There's a move on in various countries to counter the speed-driven lifestyle. Slow Food which began in Italy was its start. Now the value of slowness has begun to influence urban design, medicine, parenting and family life. In America, where people work so much more than most other industrialized countries, everyone wants to work less and enjoy life more. More leisure and less pressure. More openness and aliveness.

I don't need to be converted to the beauty of life in the slower lanes and alleys. As an artist and meditator, I have always made sure that I've had free time. I've used it to relax in stillness, to daydream and explore the inner life of imagination and spirit. I have grown to appreciate slowness more and more and I age. It's natural to slow down in the later years.

I recently read two books on slowness because I wondered what others had to say about it. Slow is Beautiful is by Cecile Andrews who is a founder of the Phinney Ecovillage, a project to build sustainability and community in her North Seattle neighborhood. Andrews describes how slowing down helps grow community and a culture of connection. She also discusses how developing a slower, simpler lifestyle naturally decreases stress and increases joie de vivre. Conviviality, neighborly connection and slowness provide opportunities to serve others and bring an increased enjoyment of the present moment.

Canadian journalist Carl Honore's book In Praise of Slowness takes a broad look at many areas in society where speed corrodes everyday life. He talks about various countries and how they are approaching efforts to slow down. He investigates the value of leisure, rejuvenation and adventure, working less, raising an unhurried child,taking naps, vacations and enjoying meals in a leisurely fashion. Both books are well worth reading, even if you are already an advocate of slowness.

Last Friday, I took a fall while trying to collapse a cardboard box with my foot. It slipped out from under me, and now I have 4 fractured metatarsal bones in my left foot. So I am especially slowed down for the next few weeks. But it's not so bad at all. I have been enjoying switching off between crawling around like a little kid and using crutches and a wheelchair. Different forms of locomotion than I usually use.

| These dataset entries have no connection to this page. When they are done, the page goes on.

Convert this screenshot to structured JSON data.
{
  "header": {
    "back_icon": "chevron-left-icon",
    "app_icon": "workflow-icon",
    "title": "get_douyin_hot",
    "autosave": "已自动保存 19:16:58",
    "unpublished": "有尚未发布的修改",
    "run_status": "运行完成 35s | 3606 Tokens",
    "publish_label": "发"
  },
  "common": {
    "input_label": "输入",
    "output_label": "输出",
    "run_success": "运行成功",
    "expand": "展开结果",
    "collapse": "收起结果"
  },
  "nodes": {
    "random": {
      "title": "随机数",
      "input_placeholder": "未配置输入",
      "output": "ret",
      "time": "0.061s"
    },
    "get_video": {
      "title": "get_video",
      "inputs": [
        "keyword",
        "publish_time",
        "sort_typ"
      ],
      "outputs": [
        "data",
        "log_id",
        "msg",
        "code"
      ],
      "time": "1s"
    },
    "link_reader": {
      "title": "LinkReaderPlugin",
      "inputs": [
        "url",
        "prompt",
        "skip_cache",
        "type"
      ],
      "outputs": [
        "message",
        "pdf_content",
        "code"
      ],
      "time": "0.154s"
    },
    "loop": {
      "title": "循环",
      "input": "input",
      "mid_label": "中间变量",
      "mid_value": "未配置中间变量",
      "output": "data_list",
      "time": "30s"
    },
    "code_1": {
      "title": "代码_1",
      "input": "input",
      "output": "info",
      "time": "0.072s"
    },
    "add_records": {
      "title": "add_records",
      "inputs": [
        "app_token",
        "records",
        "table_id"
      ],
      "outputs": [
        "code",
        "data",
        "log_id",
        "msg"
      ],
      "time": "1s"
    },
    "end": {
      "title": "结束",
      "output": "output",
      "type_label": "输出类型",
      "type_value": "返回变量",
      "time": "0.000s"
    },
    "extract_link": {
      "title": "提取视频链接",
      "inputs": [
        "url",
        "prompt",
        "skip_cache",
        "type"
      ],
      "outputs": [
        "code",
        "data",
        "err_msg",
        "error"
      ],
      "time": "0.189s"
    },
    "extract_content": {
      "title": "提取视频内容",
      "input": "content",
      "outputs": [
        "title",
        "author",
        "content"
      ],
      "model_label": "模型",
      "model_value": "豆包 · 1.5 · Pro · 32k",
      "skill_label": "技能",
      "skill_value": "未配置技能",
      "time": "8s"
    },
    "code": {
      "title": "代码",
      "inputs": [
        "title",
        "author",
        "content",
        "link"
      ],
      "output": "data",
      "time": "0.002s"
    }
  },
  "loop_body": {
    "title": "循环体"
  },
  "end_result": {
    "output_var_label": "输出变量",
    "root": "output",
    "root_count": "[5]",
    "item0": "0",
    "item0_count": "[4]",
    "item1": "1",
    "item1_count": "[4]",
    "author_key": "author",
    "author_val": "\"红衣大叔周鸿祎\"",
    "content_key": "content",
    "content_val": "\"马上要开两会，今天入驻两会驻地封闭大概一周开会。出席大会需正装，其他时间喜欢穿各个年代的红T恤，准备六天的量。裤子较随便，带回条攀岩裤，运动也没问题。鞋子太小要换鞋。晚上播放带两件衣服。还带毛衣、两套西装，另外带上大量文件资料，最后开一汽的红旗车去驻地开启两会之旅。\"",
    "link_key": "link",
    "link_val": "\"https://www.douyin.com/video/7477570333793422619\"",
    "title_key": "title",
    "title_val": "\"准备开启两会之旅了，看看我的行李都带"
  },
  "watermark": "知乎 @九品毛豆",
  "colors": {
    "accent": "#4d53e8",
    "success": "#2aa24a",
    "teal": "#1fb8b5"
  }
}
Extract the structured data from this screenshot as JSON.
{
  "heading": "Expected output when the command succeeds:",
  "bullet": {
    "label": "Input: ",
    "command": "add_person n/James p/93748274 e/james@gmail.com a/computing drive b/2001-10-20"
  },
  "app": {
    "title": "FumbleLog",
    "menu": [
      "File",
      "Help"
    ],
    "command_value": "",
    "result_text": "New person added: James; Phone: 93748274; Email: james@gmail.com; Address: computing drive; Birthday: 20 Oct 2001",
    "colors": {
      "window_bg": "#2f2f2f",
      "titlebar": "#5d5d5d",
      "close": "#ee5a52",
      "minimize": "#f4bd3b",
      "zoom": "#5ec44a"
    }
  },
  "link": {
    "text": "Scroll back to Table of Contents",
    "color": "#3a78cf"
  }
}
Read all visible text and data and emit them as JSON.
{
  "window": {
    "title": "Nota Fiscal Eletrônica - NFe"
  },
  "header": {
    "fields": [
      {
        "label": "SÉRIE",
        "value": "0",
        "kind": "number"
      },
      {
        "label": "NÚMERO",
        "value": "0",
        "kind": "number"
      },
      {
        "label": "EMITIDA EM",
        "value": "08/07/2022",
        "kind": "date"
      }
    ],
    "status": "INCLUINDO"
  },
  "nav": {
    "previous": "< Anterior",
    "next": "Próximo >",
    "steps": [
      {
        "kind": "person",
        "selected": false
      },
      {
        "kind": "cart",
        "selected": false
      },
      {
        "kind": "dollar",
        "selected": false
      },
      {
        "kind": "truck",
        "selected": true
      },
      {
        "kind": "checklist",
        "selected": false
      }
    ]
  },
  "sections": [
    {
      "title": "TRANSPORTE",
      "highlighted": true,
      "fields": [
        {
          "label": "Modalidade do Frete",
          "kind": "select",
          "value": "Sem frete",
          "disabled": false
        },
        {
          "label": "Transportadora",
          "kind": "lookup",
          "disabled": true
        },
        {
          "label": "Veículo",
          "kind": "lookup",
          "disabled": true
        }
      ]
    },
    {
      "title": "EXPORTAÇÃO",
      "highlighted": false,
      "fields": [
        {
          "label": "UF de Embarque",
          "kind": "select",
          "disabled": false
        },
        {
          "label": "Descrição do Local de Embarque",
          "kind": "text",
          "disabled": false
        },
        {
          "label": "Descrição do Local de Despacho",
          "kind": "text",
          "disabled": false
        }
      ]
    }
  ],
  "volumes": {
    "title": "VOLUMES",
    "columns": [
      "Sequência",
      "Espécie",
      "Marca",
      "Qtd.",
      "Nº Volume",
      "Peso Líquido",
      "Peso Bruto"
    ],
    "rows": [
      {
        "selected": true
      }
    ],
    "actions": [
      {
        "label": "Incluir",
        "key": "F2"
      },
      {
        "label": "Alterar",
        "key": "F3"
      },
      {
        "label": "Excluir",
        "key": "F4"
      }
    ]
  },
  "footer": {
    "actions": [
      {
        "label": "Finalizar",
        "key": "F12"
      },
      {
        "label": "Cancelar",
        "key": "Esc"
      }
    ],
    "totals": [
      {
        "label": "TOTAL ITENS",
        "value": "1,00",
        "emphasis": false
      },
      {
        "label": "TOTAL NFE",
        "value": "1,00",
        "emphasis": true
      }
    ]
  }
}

I think it's a pretty funny coincidence that I read those two books and now am being given the opportunity to slow down to a very slow pace indeed. It's quite a gift.